:: STORED DATA ::

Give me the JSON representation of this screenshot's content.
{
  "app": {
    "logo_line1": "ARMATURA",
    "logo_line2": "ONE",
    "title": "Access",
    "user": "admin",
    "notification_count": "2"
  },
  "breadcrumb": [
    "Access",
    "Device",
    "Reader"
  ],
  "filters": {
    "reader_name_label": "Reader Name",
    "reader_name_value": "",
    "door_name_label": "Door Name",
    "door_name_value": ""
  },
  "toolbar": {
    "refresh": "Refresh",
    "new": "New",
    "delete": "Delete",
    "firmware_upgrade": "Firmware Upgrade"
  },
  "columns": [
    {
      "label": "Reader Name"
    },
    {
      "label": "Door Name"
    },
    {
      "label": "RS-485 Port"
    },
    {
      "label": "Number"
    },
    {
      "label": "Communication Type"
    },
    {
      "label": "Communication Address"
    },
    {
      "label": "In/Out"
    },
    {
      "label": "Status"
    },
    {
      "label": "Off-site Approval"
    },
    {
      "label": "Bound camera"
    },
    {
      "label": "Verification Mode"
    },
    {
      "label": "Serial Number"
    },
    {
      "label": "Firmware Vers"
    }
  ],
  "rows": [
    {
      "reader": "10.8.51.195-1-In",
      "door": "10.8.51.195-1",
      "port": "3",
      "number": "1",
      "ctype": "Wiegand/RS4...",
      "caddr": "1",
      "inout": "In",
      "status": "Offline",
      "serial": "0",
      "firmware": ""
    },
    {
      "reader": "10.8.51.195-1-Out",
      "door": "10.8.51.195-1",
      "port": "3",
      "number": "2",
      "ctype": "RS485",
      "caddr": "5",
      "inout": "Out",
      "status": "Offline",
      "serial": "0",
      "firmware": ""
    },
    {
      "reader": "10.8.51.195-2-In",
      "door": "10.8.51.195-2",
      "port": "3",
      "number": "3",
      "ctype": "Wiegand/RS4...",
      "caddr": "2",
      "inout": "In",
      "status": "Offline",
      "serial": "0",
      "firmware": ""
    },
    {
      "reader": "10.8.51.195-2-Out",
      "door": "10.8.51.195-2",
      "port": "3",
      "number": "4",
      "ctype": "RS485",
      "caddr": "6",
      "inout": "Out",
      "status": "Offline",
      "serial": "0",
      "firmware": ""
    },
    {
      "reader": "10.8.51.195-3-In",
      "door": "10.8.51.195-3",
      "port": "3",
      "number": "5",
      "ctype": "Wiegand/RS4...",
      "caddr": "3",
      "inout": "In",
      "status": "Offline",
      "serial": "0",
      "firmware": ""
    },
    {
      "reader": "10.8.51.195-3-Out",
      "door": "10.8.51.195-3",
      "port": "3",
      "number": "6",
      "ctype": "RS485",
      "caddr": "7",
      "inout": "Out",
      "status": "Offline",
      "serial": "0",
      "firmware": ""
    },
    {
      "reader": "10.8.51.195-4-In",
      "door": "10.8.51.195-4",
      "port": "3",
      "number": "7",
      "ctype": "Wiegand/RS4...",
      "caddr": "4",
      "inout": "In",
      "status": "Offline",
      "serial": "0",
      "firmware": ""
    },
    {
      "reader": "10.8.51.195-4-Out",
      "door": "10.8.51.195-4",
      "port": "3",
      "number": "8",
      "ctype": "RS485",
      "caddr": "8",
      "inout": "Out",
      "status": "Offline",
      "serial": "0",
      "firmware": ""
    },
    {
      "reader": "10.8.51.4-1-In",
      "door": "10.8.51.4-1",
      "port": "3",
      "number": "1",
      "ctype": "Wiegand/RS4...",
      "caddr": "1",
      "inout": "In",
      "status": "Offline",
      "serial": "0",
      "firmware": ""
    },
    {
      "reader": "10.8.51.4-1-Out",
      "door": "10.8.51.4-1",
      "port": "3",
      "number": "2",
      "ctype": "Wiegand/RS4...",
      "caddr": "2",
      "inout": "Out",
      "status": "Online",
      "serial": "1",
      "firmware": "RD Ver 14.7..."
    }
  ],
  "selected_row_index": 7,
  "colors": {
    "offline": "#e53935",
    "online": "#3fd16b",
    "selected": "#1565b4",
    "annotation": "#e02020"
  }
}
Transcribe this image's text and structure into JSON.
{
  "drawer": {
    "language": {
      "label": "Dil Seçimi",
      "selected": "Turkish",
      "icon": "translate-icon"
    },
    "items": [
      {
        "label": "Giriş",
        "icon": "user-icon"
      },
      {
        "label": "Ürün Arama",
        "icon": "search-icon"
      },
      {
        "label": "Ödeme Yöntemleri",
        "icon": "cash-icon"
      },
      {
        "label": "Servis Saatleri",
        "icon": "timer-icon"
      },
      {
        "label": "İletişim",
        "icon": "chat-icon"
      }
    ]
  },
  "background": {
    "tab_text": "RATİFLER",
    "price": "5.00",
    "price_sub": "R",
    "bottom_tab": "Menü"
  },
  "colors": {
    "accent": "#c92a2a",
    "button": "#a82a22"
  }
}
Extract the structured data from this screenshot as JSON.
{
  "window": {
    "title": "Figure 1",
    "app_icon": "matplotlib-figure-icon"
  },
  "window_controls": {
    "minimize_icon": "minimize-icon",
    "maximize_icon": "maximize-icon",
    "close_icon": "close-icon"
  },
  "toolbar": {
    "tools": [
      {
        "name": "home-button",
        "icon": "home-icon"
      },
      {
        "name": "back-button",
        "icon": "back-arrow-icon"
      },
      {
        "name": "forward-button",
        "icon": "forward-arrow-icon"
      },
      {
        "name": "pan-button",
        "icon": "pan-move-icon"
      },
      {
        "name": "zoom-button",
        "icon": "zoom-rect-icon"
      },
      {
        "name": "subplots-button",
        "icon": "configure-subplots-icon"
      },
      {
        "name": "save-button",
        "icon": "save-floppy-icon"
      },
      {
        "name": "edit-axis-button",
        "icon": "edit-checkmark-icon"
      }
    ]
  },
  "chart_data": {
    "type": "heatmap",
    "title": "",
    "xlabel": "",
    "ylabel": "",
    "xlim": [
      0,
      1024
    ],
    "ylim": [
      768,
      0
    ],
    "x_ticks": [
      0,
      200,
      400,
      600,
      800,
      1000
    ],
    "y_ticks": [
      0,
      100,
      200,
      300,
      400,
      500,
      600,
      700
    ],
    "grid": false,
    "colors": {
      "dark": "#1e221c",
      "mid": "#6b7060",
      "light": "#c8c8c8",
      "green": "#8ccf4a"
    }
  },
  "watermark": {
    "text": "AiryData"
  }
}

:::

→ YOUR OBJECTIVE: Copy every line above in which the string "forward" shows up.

→ REPLY TO THE TASK:
        "name": "forward-button",
        "icon": "forward-arrow-icon"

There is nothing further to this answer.